▶ Exercise description:
What is the number of lines below that contain the word "color"? Give only that number.
▽
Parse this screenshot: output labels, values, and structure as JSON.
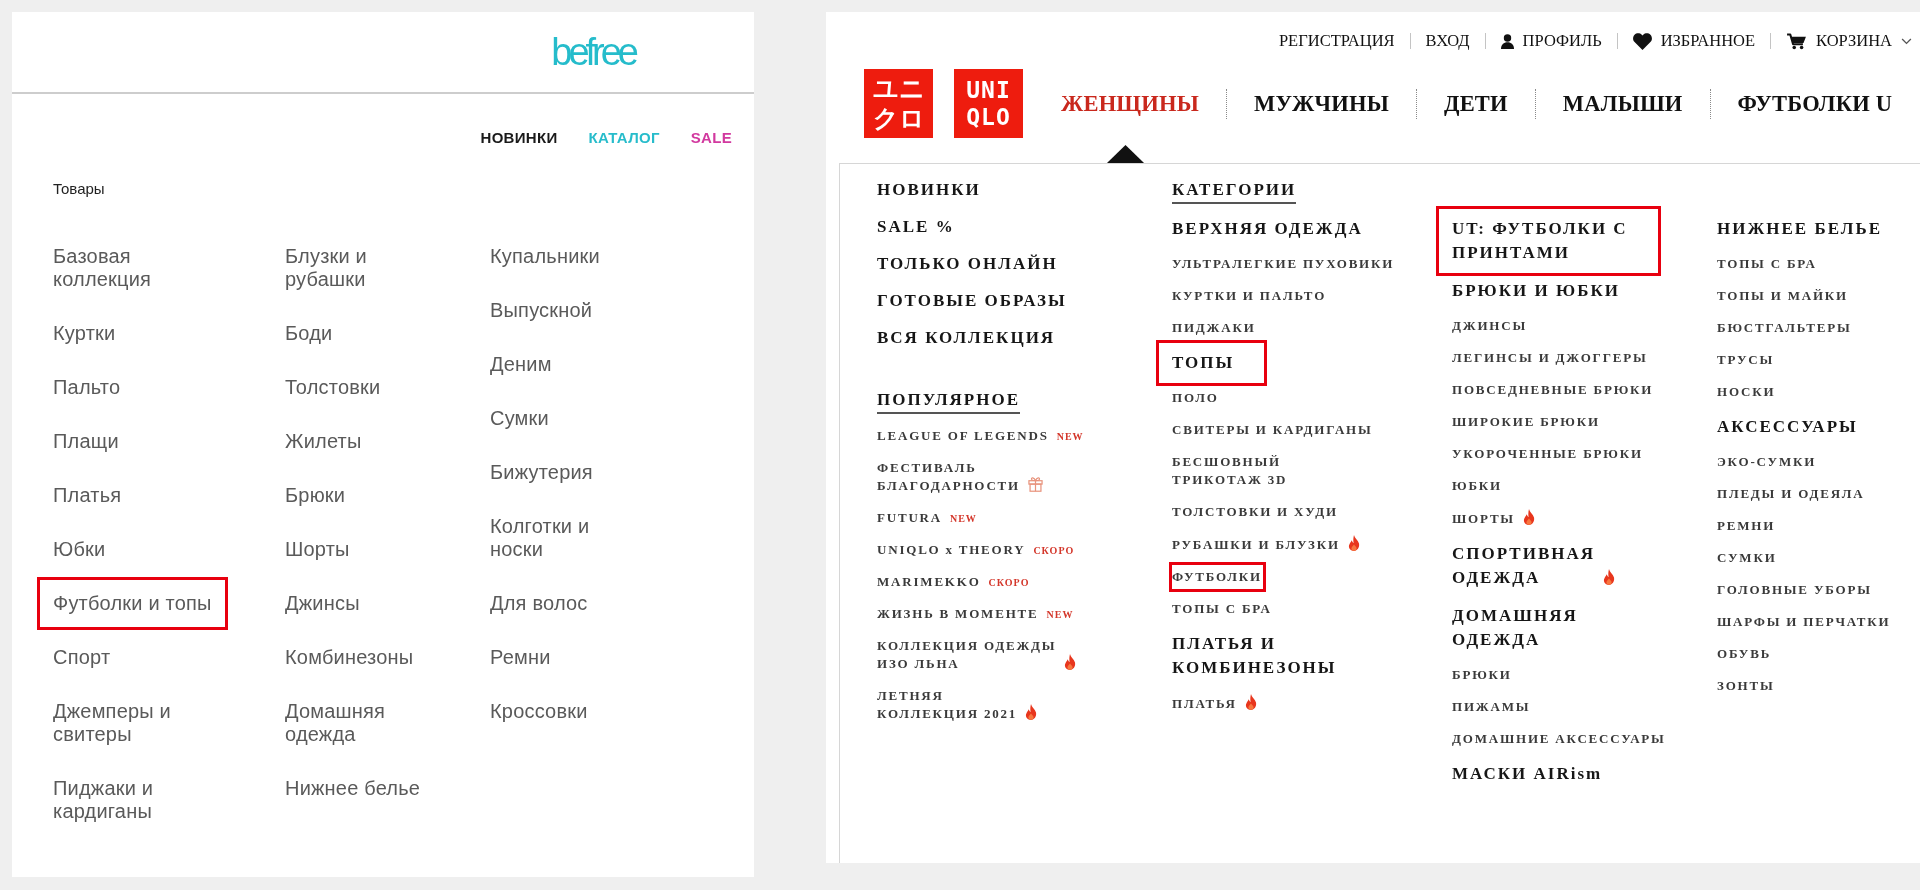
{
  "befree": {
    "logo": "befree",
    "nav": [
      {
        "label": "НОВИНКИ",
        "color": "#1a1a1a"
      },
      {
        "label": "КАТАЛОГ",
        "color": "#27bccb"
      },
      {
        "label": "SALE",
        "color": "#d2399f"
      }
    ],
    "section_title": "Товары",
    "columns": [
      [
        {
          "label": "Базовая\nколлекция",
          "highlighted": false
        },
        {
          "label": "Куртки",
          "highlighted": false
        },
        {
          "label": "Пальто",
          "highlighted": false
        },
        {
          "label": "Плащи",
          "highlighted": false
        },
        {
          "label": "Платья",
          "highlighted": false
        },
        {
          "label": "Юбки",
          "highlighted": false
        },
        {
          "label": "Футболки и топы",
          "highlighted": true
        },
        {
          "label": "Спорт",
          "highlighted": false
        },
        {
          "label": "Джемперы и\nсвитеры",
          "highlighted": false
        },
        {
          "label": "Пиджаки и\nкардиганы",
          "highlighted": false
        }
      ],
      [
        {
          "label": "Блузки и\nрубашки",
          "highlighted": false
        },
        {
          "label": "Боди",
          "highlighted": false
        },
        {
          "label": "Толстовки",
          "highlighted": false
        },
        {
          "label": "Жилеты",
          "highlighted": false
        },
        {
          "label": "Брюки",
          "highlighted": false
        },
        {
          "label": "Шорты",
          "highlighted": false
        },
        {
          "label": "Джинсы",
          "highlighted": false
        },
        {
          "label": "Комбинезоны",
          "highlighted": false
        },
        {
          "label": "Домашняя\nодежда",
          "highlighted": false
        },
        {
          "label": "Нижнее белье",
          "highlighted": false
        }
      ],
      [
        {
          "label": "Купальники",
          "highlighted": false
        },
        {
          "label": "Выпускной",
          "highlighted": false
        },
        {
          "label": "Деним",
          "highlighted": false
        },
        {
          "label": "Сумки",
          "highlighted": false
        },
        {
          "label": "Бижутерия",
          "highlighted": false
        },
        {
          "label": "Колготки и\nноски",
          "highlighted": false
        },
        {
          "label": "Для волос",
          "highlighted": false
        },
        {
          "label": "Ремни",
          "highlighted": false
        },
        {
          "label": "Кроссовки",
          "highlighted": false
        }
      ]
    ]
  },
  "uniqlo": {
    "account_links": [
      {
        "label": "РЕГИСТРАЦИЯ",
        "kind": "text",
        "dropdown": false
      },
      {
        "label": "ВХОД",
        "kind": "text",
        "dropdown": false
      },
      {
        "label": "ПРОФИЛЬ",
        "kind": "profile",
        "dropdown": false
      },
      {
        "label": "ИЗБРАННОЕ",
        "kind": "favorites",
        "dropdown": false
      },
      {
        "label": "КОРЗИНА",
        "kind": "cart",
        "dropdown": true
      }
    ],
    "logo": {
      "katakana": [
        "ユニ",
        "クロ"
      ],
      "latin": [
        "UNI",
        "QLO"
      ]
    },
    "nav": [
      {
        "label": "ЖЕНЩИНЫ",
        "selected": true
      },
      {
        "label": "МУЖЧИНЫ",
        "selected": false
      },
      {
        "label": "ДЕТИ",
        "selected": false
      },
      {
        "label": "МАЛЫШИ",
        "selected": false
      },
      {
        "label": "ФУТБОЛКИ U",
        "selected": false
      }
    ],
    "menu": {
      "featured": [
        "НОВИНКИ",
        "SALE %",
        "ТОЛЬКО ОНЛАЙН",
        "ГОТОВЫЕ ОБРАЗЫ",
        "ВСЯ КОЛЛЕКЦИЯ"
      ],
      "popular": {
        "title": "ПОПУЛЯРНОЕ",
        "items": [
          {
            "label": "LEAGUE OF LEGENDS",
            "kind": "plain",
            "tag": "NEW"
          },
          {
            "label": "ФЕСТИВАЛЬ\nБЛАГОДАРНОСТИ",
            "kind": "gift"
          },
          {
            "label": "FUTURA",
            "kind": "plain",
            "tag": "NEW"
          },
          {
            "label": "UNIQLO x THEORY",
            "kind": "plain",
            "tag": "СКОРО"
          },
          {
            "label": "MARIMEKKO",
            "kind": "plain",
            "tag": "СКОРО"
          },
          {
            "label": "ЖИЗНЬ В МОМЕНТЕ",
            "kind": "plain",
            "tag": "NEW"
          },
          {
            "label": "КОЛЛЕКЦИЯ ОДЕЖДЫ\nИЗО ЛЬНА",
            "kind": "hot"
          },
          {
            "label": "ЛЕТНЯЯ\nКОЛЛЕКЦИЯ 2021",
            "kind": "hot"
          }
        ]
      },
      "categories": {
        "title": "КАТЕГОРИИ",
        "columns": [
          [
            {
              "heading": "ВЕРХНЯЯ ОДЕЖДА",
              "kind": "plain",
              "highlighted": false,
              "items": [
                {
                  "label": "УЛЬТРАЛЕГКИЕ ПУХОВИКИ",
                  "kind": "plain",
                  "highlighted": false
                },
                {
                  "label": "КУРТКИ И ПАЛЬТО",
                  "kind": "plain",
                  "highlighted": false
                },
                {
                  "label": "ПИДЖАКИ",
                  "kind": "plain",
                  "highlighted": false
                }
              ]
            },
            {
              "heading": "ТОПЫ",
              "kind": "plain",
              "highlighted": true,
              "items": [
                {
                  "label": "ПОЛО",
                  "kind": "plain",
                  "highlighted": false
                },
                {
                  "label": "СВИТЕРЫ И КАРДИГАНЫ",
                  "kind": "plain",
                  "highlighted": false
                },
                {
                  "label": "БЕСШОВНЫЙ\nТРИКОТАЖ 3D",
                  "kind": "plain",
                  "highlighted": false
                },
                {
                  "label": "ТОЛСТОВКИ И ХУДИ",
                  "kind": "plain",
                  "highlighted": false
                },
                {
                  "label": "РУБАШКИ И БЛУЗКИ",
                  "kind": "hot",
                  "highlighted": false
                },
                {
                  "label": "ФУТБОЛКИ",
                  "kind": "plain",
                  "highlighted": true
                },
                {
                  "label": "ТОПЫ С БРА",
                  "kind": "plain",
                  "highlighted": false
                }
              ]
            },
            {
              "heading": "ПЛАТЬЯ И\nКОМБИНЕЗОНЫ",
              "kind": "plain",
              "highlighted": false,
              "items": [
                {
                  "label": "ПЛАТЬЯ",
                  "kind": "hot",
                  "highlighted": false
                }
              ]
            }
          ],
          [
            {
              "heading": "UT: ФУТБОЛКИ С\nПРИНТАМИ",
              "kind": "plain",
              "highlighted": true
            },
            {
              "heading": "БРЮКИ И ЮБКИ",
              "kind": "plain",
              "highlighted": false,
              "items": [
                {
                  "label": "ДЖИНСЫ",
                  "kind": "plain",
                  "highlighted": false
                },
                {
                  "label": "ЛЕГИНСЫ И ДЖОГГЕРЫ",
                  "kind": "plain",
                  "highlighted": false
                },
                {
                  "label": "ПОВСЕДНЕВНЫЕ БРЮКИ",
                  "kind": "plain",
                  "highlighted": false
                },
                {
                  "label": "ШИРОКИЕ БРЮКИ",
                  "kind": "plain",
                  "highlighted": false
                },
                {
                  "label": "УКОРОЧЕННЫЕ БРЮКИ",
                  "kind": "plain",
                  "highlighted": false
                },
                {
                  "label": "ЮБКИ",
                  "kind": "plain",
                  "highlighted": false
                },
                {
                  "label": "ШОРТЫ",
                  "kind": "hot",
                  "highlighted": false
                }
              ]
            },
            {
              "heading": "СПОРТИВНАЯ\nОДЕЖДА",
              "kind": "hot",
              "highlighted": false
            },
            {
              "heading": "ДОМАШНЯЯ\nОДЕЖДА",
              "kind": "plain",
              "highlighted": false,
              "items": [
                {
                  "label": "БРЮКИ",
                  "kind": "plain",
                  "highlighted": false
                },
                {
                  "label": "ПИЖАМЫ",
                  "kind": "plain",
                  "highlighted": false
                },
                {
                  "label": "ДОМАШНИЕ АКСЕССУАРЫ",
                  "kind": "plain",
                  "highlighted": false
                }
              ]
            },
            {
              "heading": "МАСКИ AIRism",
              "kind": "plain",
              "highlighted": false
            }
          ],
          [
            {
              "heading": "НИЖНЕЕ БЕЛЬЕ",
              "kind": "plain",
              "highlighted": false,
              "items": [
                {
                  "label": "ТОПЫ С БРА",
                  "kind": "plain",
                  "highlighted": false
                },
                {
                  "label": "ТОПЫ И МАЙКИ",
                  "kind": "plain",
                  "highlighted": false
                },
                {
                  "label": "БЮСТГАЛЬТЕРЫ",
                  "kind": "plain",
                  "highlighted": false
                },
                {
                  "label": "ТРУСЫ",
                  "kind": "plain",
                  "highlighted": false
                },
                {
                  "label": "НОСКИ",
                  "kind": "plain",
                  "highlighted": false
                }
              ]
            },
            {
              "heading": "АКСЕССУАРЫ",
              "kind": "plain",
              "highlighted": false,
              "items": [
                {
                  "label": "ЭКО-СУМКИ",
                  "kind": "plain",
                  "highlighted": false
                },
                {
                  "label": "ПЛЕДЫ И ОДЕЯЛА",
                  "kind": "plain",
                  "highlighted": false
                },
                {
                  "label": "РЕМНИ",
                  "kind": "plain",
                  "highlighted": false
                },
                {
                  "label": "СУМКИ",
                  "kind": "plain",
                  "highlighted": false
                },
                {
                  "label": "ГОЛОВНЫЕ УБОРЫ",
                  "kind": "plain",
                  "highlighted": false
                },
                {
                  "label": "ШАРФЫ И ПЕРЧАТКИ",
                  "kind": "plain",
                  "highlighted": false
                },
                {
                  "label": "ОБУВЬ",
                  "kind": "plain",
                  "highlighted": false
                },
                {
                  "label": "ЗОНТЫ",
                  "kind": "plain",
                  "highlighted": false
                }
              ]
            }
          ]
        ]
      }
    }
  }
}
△
▶ Exercise answer:
3